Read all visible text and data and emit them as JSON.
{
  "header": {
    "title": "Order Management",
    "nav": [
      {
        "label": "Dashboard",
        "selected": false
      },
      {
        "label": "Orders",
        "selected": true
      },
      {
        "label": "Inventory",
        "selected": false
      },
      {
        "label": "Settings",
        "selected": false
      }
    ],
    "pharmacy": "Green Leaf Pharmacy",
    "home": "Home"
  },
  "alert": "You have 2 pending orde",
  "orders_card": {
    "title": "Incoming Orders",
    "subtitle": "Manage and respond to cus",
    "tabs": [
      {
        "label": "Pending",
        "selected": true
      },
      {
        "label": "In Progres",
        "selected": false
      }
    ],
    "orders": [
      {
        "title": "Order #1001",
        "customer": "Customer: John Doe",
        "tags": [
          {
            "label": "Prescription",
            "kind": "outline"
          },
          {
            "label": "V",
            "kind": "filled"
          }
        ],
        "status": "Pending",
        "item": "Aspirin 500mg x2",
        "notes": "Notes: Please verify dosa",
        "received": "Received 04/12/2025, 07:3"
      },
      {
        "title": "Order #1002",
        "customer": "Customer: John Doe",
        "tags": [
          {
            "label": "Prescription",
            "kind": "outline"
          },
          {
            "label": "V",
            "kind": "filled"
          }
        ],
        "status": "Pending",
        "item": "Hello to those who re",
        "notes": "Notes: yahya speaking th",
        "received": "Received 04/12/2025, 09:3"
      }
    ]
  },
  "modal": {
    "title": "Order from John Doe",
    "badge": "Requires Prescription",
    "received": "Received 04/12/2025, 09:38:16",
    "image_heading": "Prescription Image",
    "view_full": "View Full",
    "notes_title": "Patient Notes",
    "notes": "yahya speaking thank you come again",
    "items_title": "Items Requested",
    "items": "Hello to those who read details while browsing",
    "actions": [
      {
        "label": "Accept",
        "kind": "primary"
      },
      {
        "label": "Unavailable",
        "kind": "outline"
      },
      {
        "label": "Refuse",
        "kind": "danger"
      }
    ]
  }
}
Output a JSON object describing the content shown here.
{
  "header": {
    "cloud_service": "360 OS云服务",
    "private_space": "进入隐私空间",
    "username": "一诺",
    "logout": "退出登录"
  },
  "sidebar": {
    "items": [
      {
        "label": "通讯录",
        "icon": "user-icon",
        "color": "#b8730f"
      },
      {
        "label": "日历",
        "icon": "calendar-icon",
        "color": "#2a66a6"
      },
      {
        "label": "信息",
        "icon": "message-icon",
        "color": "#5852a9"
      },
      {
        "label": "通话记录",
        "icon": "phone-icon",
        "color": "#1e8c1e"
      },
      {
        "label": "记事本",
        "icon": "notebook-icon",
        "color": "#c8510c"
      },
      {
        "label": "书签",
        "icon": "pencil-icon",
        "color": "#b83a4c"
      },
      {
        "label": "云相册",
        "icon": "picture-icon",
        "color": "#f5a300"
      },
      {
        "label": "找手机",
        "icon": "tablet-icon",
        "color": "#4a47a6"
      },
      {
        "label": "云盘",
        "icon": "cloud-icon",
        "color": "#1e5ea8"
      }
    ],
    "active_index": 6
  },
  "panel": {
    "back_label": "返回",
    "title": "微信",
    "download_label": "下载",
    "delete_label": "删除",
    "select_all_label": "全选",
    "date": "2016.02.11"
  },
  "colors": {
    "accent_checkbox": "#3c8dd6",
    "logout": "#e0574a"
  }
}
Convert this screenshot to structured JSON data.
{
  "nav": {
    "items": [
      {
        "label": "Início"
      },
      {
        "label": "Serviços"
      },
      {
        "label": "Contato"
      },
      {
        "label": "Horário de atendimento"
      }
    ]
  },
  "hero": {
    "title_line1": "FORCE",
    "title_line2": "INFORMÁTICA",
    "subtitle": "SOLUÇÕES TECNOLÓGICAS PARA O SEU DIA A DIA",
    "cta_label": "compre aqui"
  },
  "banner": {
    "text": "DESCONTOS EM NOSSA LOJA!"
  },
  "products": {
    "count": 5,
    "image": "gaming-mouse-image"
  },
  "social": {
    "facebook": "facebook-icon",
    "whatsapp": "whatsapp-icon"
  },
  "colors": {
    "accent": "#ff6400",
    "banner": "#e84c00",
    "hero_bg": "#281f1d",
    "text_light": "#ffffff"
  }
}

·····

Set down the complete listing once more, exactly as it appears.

Result:
Read all visible text and data and emit them as JSON.
{
  "header": {
    "title": "Order Management",
    "nav": [
      {
        "label": "Dashboard",
        "selected": false
      },
      {
        "label": "Orders",
        "selected": true
      },
      {
        "label": "Inventory",
        "selected": false
      },
      {
        "label": "Settings",
        "selected": false
      }
    ],
    "pharmacy": "Green Leaf Pharmacy",
    "home": "Home"
  },
  "alert": "You have 2 pending orde",
  "orders_card": {
    "title": "Incoming Orders",
    "subtitle": "Manage and respond to cus",
    "tabs": [
      {
        "label": "Pending",
        "selected": true
      },
      {
        "label": "In Progres",
        "selected": false
      }
    ],
    "orders": [
      {
        "title": "Order #1001",
        "customer": "Customer: John Doe",
        "tags": [
          {
            "label": "Prescription",
            "kind": "outline"
          },
          {
            "label": "V",
            "kind": "filled"
          }
        ],
        "status": "Pending",
        "item": "Aspirin 500mg x2",
        "notes": "Notes: Please verify dosa",
        "received": "Received 04/12/2025, 07:3"
      },
      {
        "title": "Order #1002",
        "customer": "Customer: John Doe",
        "tags": [
          {
            "label": "Prescription",
            "kind": "outline"
          },
          {
            "label": "V",
            "kind": "filled"
          }
        ],
        "status": "Pending",
        "item": "Hello to those who re",
        "notes": "Notes: yahya speaking th",
        "received": "Received 04/12/2025, 09:3"
      }
    ]
  },
  "modal": {
    "title": "Order from John Doe",
    "badge": "Requires Prescription",
    "received": "Received 04/12/2025, 09:38:16",
    "image_heading": "Prescription Image",
    "view_full": "View Full",
    "notes_title": "Patient Notes",
    "notes": "yahya speaking thank you come again",
    "items_title": "Items Requested",
    "items": "Hello to those who read details while browsing",
    "actions": [
      {
        "label": "Accept",
        "kind": "primary"
      },
      {
        "label": "Unavailable",
        "kind": "outline"
      },
      {
        "label": "Refuse",
        "kind": "danger"
      }
    ]
  }
}
Output a JSON object describing the content shown here.
{
  "header": {
    "cloud_service": "360 OS云服务",
    "private_space": "进入隐私空间",
    "username": "一诺",
    "logout": "退出登录"
  },
  "sidebar": {
    "items": [
      {
        "label": "通讯录",
        "icon": "user-icon",
        "color": "#b8730f"
      },
      {
        "label": "日历",
        "icon": "calendar-icon",
        "color": "#2a66a6"
      },
      {
        "label": "信息",
        "icon": "message-icon",
        "color": "#5852a9"
      },
      {
        "label": "通话记录",
        "icon": "phone-icon",
        "color": "#1e8c1e"
      },
      {
        "label": "记事本",
        "icon": "notebook-icon",
        "color": "#c8510c"
      },
      {
        "label": "书签",
        "icon": "pencil-icon",
        "color": "#b83a4c"
      },
      {
        "label": "云相册",
        "icon": "picture-icon",
        "color": "#f5a300"
      },
      {
        "label": "找手机",
        "icon": "tablet-icon",
        "color": "#4a47a6"
      },
      {
        "label": "云盘",
        "icon": "cloud-icon",
        "color": "#1e5ea8"
      }
    ],
    "active_index": 6
  },
  "panel": {
    "back_label": "返回",
    "title": "微信",
    "download_label": "下载",
    "delete_label": "删除",
    "select_all_label": "全选",
    "date": "2016.02.11"
  },
  "colors": {
    "accent_checkbox": "#3c8dd6",
    "logout": "#e0574a"
  }
}
Convert this screenshot to structured JSON data.
{
  "nav": {
    "items": [
      {
        "label": "Início"
      },
      {
        "label": "Serviços"
      },
      {
        "label": "Contato"
      },
      {
        "label": "Horário de atendimento"
      }
    ]
  },
  "hero": {
    "title_line1": "FORCE",
    "title_line2": "INFORMÁTICA",
    "subtitle": "SOLUÇÕES TECNOLÓGICAS PARA O SEU DIA A DIA",
    "cta_label": "compre aqui"
  },
  "banner": {
    "text": "DESCONTOS EM NOSSA LOJA!"
  },
  "products": {
    "count": 5,
    "image": "gaming-mouse-image"
  },
  "social": {
    "facebook": "facebook-icon",
    "whatsapp": "whatsapp-icon"
  },
  "colors": {
    "accent": "#ff6400",
    "banner": "#e84c00",
    "hero_bg": "#281f1d",
    "text_light": "#ffffff"
  }
}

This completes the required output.